New novels by House of Foundation authors Jonny Halberg and Agnar Lirhus: somewhat unconventional, fairly good.
In recent weeks, I have been reading two books by authors affiliated with the art collective and and literature center House of Foundation (HoF) in Moss, Norway. In addition to several smaller studios for artists, HoF has a large exhibition space, a nice, well-stocked bookstore (Audiatur) and a cosy café. HoF cooperate with the regional biannual Momentum art festival, in addition to hosting their own temporary high-quality exhibits. To top it all, the folks arrange annual festivals for poetry and music, the Bright Nights [Lyse netter] fest has acheived national recognition as a venue for exciting, cutting-edge acts.
One of the enthusiasts behind this initiative is Jonny Halberg, an author known to chiefly work in “dirty realism.” He has won several prizes for his many novels, short stories, film scripts, and raft of reviews, articles, and essays. This year he released John’s Revelation [Johannes’ åpenbaring] to critical acclaim (there’s a review here [in Norwegian]). The novel is fairly good, but unfortunately burdened by a protagonist who, in the author’s eagerness to construct a Bildungsroman, appears a little obscure and perhaps less-than-credible.
The book presently on my café table is The Dragon [Dragen] by Agnar Lirhus, an author also loosely affiliated with HoF, in addition to working part-time as a language teacher at a local upper secondary school. I previously read with great pleasure a collections of poems by Agnar, Us [Oss, the name naturally plays on the city’s name, Moss], published by HoF. The Dragon is set in a small town that could be Moss. Indeed, everything from descriptions of the local football field to place names, characters and experiences ring familiar to someone familiar with the town. The plot revolves around a young father, Daniel, whose experience of personal turmoil collides with social expectations of a family life governed by routine and predictability.

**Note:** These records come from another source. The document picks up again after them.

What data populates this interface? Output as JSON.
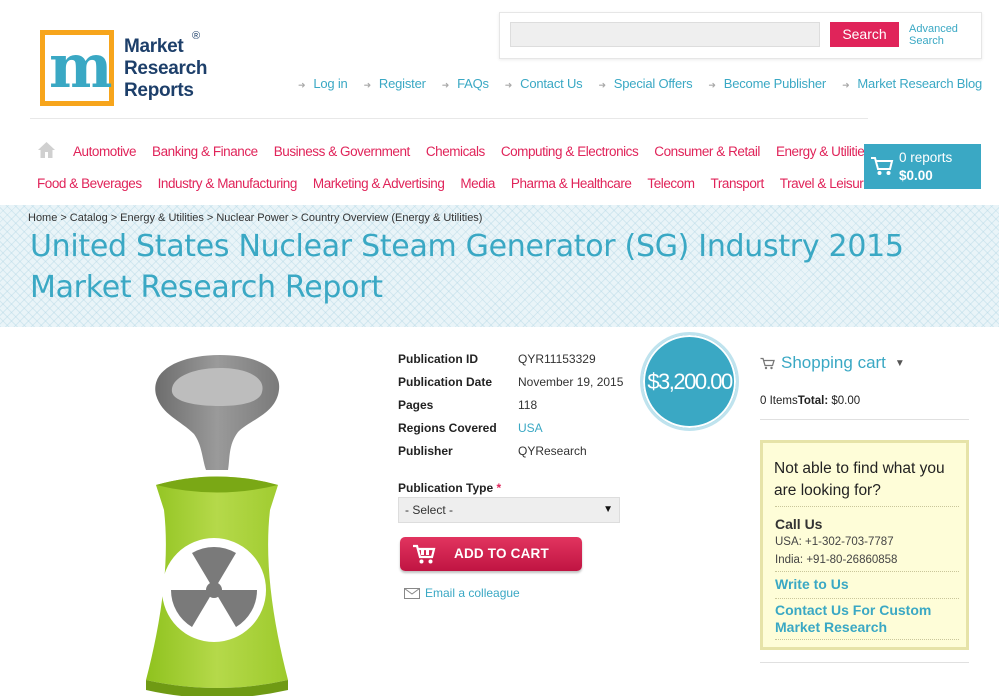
{
  "logo": {
    "letter": "m",
    "line1": "Market",
    "line2": "Research",
    "line3": "Reports",
    "reg": "®"
  },
  "search": {
    "placeholder": "",
    "button_label": "Search",
    "advanced_line1": "Advanced",
    "advanced_line2": "Search"
  },
  "top_links": [
    "Log in",
    "Register",
    "FAQs",
    "Contact Us",
    "Special Offers",
    "Become Publisher",
    "Market Research Blog"
  ],
  "nav": {
    "row1": [
      "Automotive",
      "Banking & Finance",
      "Business & Government",
      "Chemicals",
      "Computing & Electronics",
      "Consumer & Retail",
      "Energy & Utilities"
    ],
    "row2": [
      "Food & Beverages",
      "Industry & Manufacturing",
      "Marketing & Advertising",
      "Media",
      "Pharma & Healthcare",
      "Telecom",
      "Transport",
      "Travel & Leisure"
    ]
  },
  "cart_summary": {
    "count": "0 reports",
    "total": "$0.00"
  },
  "breadcrumb": [
    "Home",
    "Catalog",
    "Energy & Utilities",
    "Nuclear Power",
    "Country Overview (Energy & Utilities)"
  ],
  "breadcrumb_sep": ">",
  "title": "United States Nuclear Steam Generator (SG) Industry 2015 Market Research Report",
  "details": [
    {
      "label": "Publication ID",
      "value": "QYR11153329"
    },
    {
      "label": "Publication Date",
      "value": "November 19, 2015"
    },
    {
      "label": "Pages",
      "value": "118"
    },
    {
      "label": "Regions Covered",
      "value": "USA"
    },
    {
      "label": "Publisher",
      "value": "QYResearch"
    }
  ],
  "price": "$3,200.00",
  "publication_type": {
    "label": "Publication Type",
    "required": "*",
    "selected": "- Select -"
  },
  "add_to_cart": "ADD TO CART",
  "email_colleague": "Email a colleague",
  "shopping_cart": {
    "title": "Shopping cart",
    "items": "0 Items",
    "total_label": "Total:",
    "total": "$0.00"
  },
  "help": {
    "title": "Not able to find what you are looking for?",
    "call_us": "Call Us",
    "usa": "USA: +1-302-703-7787",
    "india": "India: +91-80-26860858",
    "write_to_us": "Write to Us",
    "custom_line1": "Contact Us For Custom",
    "custom_line2": "Market Research"
  },
  "colors": {
    "accent": "#3aa8c4",
    "brand_pink": "#e0245a",
    "logo_orange": "#f7a51c"
  },
  "icons": [
    "home-icon",
    "cart-icon",
    "envelope-icon",
    "radiation-icon",
    "chevron-down-icon"
  ]
}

Daniel has three young children with Henriette, who periodically disappears into a solipsistic drug haze. In the house where they live, Daniel shares bedroom with his partner and boyfriend, the nurse Martin, on the top floor, with separate bedrooms for the two boys, while Henriette stays in a room on the ground floor with their daughter, for as long as Henriette is off drugs. The family constellation is thus unusual, but not improbable. It is the dynamic between the characters that makes the novel interesting and veracious. Most striking are the descriptions of Daniel’s increasing penchant for the bottle. He vents what he finds to be unbearable expectations of him as a father in an increasingly intense alcoholism, also manifest when the children are present; they go to a restaurant to eat pizza together and Daniel has to drink two pints of beer before the food arrives. The descriptions of his budding abuse are distressing, but phrased in alluring and well-crafted language.
The Dragon appears to tell us that we humans are quite simple and predictable beings. As such, the novel finds its place in the the genre we refer to as heimstadsdiktning, poetry of the home stead. Read more about it here [in Norwegian].